By Sarah Snyder
Hundreds of new jobs are coming to the city of Pecos, and that could really put the squeeze on an already tight housing market.
500 acres, about 2 miles west of the city of Pecos, are about to be transformed into a transmodal railyard. But the unique aspect of this project is, it's right next to the Interstate, making it easily accessible for drilling companies and oilfield service firms.
"Folks are excited about what this new industry will provide to Pecos," Rob Tobias, Executive Director of Pecos Economic Development, said.
The Pecos Transmodal Railyard will feature a staging yard, warehouses, and silos. The project is being developed by Montane Logistics and Texsand Distributers out of Fort Worth.
"Their primary product is sand that goes into the oil and gas wells as they're producing," Tobias said. "That product is transported via rail and the importance of rail and Union Pacific is certainly a very important part of this whole project."
In a city of 9,000 it will bring more than 500 new employees to Pecos, but with the current housing shortage, where would they live?
"We're working very actively with a number of builders to demonstrate that there's a good business opportunity in home construction in Pecos," Tobias said.
New hotels are under construction to provide short term housing and plans are underway for an apartment complex and new homes.
"For Pecos, several hundred jobs, the potential for several hundred jobs, the potential to spur new housing," Tobias said. "We haven't had significant new housing in Pecos in a number of years."
The city plans to bring in workers from all over the State and the Country; and with salaries ranging from 60-75 thousand dollars a year, the city says they won't have any trouble filling those positions, fast.
"For residents who currently live in the area, it will give them an opportunity to go work somewhere else if they have the skill set," Tobias said.
The first phase will be constructing a storage facility for drilling companies. The second phase involves building warehouses and extending the track so that oil field companies can off-load materials that are typically transported by a truck.

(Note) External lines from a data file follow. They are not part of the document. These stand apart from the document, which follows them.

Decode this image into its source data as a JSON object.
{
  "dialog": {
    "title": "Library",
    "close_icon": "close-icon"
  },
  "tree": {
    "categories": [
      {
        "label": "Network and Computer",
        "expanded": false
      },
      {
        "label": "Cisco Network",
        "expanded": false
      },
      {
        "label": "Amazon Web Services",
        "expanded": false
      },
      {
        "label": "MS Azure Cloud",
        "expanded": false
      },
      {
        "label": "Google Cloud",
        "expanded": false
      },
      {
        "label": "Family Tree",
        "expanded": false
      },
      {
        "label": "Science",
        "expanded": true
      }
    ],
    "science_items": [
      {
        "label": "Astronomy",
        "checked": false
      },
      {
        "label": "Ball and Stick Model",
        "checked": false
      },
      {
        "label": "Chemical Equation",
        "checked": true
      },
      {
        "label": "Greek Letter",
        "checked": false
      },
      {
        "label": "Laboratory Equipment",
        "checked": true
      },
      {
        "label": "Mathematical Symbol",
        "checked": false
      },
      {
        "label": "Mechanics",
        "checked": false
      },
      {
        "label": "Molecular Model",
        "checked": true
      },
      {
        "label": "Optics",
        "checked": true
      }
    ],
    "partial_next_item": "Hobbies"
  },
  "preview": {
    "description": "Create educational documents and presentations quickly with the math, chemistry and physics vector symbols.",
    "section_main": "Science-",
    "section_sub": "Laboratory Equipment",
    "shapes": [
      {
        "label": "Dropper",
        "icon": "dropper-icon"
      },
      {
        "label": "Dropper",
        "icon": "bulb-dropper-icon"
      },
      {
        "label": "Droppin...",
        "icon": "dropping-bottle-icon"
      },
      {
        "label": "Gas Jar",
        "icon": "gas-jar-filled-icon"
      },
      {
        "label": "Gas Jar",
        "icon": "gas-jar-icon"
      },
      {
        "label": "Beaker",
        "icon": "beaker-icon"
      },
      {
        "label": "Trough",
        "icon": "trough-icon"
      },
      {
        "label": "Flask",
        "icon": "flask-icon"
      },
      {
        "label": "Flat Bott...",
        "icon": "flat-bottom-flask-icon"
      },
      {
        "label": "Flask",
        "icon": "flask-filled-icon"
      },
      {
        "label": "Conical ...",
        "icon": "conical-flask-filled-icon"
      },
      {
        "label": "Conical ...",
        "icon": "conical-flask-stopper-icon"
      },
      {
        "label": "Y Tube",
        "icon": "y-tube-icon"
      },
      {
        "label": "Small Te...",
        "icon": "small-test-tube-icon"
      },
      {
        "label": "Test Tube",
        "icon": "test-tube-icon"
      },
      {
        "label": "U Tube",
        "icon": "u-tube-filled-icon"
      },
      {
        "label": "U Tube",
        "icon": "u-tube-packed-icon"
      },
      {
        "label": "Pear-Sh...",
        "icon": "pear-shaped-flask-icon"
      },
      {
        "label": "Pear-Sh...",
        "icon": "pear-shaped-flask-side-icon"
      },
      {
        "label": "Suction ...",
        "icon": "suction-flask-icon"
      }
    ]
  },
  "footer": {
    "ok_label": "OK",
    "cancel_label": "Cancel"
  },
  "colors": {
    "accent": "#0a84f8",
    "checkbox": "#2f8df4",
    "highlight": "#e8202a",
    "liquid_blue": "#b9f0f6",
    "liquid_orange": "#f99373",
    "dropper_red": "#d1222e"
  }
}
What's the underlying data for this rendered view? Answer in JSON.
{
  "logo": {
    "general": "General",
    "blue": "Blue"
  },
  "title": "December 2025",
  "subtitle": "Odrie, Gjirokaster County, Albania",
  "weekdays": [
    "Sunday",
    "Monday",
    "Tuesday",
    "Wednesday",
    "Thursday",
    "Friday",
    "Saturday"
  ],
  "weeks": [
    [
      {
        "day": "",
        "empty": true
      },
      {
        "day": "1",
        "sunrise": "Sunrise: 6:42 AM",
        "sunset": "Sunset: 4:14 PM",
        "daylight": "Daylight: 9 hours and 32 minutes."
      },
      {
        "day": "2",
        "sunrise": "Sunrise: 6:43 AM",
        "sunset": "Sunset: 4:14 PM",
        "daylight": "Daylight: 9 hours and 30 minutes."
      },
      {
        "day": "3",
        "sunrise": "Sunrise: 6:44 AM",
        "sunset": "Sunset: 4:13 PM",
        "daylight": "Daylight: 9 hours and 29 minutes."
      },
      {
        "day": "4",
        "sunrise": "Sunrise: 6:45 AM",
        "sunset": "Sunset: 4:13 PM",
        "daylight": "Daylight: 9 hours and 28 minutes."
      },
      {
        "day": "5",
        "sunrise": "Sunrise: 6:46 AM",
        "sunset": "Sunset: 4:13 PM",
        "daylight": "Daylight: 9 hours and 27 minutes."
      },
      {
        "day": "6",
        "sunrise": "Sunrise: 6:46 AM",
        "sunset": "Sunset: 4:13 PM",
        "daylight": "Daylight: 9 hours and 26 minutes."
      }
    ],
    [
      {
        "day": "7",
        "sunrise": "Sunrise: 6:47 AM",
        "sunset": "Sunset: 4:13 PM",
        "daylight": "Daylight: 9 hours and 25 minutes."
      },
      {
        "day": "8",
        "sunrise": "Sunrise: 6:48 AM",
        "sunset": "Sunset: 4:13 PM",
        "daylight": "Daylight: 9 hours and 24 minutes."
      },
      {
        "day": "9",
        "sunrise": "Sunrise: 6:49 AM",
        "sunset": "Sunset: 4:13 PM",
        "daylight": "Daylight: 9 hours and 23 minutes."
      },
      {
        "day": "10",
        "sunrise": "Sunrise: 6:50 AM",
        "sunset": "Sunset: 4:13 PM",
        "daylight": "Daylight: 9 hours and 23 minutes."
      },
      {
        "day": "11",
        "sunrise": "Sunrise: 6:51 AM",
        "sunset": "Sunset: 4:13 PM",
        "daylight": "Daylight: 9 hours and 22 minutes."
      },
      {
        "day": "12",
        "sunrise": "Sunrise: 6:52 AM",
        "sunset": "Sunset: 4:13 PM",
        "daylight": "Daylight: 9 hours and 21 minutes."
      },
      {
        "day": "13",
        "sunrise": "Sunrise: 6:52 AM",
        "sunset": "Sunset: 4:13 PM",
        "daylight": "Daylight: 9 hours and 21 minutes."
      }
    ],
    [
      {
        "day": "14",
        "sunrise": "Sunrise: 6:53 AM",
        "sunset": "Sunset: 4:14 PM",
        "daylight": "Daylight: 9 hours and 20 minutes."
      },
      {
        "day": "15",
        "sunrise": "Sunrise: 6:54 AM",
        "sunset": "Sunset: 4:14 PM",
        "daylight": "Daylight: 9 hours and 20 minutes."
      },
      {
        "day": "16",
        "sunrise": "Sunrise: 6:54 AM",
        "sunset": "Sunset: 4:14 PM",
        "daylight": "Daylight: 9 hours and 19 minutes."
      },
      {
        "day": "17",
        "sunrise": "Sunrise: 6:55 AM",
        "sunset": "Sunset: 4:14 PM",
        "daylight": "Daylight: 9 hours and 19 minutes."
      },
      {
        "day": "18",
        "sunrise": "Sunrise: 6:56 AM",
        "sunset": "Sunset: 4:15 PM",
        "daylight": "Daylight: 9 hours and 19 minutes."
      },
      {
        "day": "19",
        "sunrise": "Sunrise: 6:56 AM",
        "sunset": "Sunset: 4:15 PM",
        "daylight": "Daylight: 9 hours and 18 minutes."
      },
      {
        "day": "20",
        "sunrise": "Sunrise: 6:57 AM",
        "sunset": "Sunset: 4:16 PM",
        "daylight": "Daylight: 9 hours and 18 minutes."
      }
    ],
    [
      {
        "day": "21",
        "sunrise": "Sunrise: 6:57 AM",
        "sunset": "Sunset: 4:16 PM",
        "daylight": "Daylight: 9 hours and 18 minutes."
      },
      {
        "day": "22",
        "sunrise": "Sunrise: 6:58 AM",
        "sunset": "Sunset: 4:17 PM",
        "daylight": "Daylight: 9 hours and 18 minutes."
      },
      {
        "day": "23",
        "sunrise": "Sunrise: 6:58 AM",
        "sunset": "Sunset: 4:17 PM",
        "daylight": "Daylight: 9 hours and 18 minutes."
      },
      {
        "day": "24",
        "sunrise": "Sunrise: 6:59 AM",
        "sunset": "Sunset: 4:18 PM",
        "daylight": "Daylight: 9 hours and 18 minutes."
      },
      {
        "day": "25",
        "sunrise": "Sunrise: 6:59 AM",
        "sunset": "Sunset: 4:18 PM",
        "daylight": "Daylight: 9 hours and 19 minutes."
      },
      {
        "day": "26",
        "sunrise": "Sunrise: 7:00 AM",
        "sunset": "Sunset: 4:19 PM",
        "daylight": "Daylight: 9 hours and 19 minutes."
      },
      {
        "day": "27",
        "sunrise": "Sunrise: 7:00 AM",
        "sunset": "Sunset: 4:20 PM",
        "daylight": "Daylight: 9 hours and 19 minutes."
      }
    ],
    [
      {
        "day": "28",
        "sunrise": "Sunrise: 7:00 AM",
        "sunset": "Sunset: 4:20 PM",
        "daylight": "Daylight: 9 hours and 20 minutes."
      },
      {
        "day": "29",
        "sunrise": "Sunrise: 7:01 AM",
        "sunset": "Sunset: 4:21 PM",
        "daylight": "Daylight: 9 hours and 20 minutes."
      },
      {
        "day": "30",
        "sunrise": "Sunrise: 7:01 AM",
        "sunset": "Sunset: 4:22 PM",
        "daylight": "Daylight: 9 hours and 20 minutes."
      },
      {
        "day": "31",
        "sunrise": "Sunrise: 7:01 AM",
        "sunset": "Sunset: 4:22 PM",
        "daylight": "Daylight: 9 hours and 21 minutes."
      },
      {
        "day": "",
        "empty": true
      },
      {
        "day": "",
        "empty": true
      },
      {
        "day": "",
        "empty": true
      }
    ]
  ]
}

"This is opportunity and some challenges," Tobias said. "But I think this part of the Country that is accustomed to stepping up to the challenge."